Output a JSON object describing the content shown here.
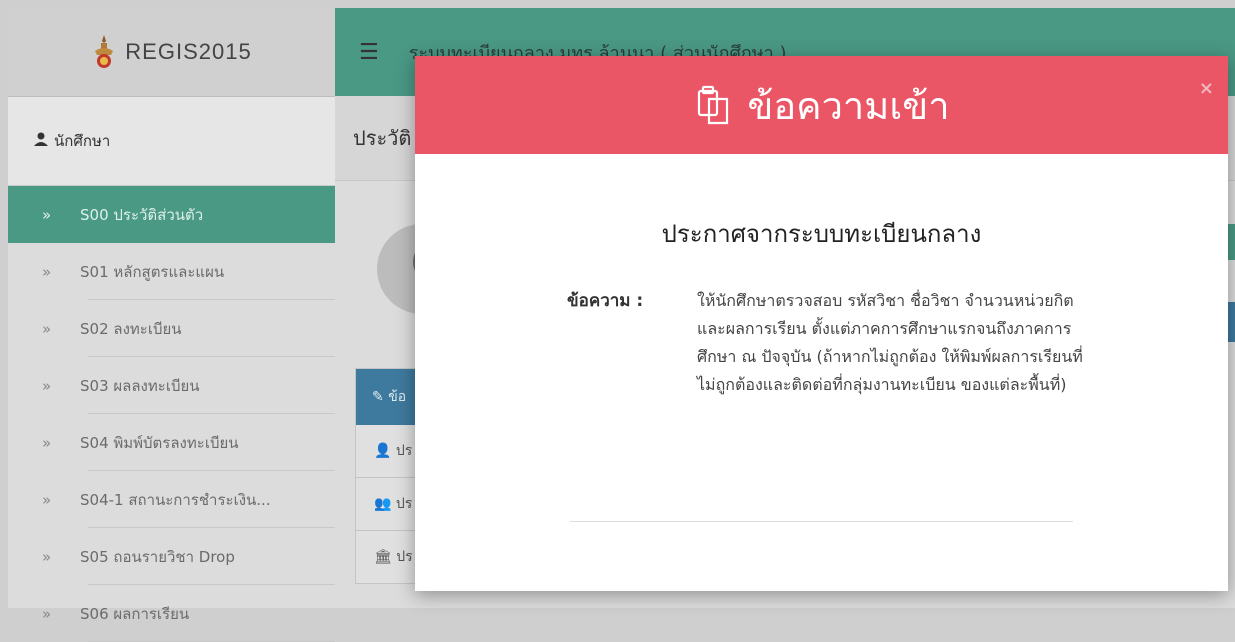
{
  "brand": {
    "name": "REGIS2015"
  },
  "sidebar": {
    "user_label": "นักศึกษา",
    "items": [
      {
        "label": "S00 ประวัติส่วนตัว",
        "active": true
      },
      {
        "label": "S01 หลักสูตรและแผน"
      },
      {
        "label": "S02 ลงทะเบียน"
      },
      {
        "label": "S03 ผลลงทะเบียน"
      },
      {
        "label": "S04 พิมพ์บัตรลงทะเบียน"
      },
      {
        "label": "S04-1 สถานะการชำระเงิน..."
      },
      {
        "label": "S05 ถอนรายวิชา Drop"
      },
      {
        "label": "S06 ผลการเรียน"
      }
    ]
  },
  "topbar": {
    "title": "ระบบทะเบียนกลาง มทร.ล้านนา ( ส่วนนักศึกษา )"
  },
  "page": {
    "heading": "ประวัติ",
    "card_title": "ข้อ",
    "card_rows": [
      "ปร",
      "ปร",
      "ปร"
    ]
  },
  "modal": {
    "title": "ข้อความเข้า",
    "close": "×",
    "announce_title": "ประกาศจากระบบทะเบียนกลาง",
    "message_label": "ข้อความ :",
    "message_text": "ให้นักศึกษาตรวจสอบ รหัสวิชา ชื่อวิชา จำนวนหน่วยกิต และผลการเรียน ตั้งแต่ภาคการศึกษาแรกจนถึงภาคการศึกษา ณ ปัจจุบัน (ถ้าหากไม่ถูกต้อง ให้พิมพ์ผลการเรียนที่ไม่ถูกต้องและติดต่อที่กลุ่มงานทะเบียน ของแต่ละพื้นที่)"
  },
  "colors": {
    "accent": "#4a9985",
    "modal_header": "#eb5667",
    "card_header": "#3e7a9e"
  }
}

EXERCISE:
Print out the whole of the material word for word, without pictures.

SOLUTION BELOW:
Output a JSON object describing the content shown here.
{
  "brand": {
    "name": "REGIS2015"
  },
  "sidebar": {
    "user_label": "นักศึกษา",
    "items": [
      {
        "label": "S00 ประวัติส่วนตัว",
        "active": true
      },
      {
        "label": "S01 หลักสูตรและแผน"
      },
      {
        "label": "S02 ลงทะเบียน"
      },
      {
        "label": "S03 ผลลงทะเบียน"
      },
      {
        "label": "S04 พิมพ์บัตรลงทะเบียน"
      },
      {
        "label": "S04-1 สถานะการชำระเงิน..."
      },
      {
        "label": "S05 ถอนรายวิชา Drop"
      },
      {
        "label": "S06 ผลการเรียน"
      }
    ]
  },
  "topbar": {
    "title": "ระบบทะเบียนกลาง มทร.ล้านนา ( ส่วนนักศึกษา )"
  },
  "page": {
    "heading": "ประวัติ",
    "card_title": "ข้อ",
    "card_rows": [
      "ปร",
      "ปร",
      "ปร"
    ]
  },
  "modal": {
    "title": "ข้อความเข้า",
    "close": "×",
    "announce_title": "ประกาศจากระบบทะเบียนกลาง",
    "message_label": "ข้อความ :",
    "message_text": "ให้นักศึกษาตรวจสอบ รหัสวิชา ชื่อวิชา จำนวนหน่วยกิต และผลการเรียน ตั้งแต่ภาคการศึกษาแรกจนถึงภาคการศึกษา ณ ปัจจุบัน (ถ้าหากไม่ถูกต้อง ให้พิมพ์ผลการเรียนที่ไม่ถูกต้องและติดต่อที่กลุ่มงานทะเบียน ของแต่ละพื้นที่)"
  },
  "colors": {
    "accent": "#4a9985",
    "modal_header": "#eb5667",
    "card_header": "#3e7a9e"
  }
}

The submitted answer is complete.